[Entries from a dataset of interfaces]
------------------------

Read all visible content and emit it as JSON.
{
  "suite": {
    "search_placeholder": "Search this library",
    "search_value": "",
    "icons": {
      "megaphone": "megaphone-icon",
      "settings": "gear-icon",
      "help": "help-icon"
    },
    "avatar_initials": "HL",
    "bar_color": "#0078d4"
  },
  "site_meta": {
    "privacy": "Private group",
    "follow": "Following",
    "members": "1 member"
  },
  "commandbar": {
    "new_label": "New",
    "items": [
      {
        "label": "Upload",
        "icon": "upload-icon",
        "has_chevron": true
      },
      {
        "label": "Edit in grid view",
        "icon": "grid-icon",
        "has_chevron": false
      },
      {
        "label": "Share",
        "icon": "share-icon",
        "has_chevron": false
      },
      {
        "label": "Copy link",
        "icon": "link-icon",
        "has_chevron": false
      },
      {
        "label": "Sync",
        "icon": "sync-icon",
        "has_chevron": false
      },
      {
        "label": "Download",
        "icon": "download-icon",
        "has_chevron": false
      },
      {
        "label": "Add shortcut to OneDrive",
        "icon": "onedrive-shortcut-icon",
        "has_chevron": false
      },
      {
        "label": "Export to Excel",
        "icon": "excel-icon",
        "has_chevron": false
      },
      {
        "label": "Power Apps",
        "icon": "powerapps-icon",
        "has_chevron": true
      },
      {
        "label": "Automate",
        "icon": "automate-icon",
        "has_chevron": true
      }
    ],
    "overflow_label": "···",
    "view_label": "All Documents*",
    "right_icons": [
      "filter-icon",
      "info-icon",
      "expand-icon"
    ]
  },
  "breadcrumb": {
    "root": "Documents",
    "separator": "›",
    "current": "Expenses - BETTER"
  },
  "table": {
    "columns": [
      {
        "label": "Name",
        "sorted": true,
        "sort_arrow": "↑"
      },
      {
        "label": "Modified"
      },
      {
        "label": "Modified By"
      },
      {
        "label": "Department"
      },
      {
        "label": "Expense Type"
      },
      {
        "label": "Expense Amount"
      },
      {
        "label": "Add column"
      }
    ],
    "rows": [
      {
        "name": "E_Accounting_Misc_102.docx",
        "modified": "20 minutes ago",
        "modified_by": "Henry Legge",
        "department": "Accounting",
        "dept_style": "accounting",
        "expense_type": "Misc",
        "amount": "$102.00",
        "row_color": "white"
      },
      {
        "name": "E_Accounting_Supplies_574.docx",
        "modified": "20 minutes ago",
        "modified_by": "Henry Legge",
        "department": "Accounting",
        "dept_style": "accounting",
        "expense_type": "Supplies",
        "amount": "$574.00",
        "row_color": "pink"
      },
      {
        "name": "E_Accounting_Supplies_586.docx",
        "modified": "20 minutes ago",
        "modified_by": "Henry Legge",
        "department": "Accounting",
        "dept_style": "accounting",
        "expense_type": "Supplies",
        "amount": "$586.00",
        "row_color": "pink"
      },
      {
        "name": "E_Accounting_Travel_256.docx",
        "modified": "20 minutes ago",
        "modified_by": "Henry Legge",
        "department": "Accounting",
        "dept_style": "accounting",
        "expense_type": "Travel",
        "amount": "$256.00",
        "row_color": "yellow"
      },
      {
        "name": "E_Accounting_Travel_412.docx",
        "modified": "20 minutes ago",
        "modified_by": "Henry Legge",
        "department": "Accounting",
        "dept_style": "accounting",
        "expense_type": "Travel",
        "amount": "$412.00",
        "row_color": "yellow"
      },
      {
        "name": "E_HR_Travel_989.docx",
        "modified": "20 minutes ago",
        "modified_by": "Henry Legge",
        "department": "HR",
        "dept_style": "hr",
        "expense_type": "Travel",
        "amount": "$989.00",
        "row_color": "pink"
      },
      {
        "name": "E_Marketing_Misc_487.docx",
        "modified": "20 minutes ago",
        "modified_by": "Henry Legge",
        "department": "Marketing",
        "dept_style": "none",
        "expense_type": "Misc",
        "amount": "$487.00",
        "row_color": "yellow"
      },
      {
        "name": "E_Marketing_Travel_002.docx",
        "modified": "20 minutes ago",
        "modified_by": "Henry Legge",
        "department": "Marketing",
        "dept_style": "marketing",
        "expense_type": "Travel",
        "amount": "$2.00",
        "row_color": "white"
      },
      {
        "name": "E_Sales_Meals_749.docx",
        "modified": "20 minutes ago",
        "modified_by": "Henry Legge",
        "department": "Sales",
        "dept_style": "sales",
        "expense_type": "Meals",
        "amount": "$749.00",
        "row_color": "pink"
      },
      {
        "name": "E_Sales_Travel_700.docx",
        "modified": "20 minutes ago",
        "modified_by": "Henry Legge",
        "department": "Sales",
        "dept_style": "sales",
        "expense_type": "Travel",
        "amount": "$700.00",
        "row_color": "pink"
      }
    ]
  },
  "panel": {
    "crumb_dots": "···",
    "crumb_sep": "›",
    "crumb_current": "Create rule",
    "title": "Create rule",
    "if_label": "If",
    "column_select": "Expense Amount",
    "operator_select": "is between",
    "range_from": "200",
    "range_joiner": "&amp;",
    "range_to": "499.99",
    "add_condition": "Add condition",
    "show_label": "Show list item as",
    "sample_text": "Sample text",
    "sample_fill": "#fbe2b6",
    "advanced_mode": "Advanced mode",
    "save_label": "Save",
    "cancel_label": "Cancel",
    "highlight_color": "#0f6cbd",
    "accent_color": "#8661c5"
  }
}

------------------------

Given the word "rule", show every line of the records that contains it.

    "crumb_current": "Create rule",
    "title": "Create rule",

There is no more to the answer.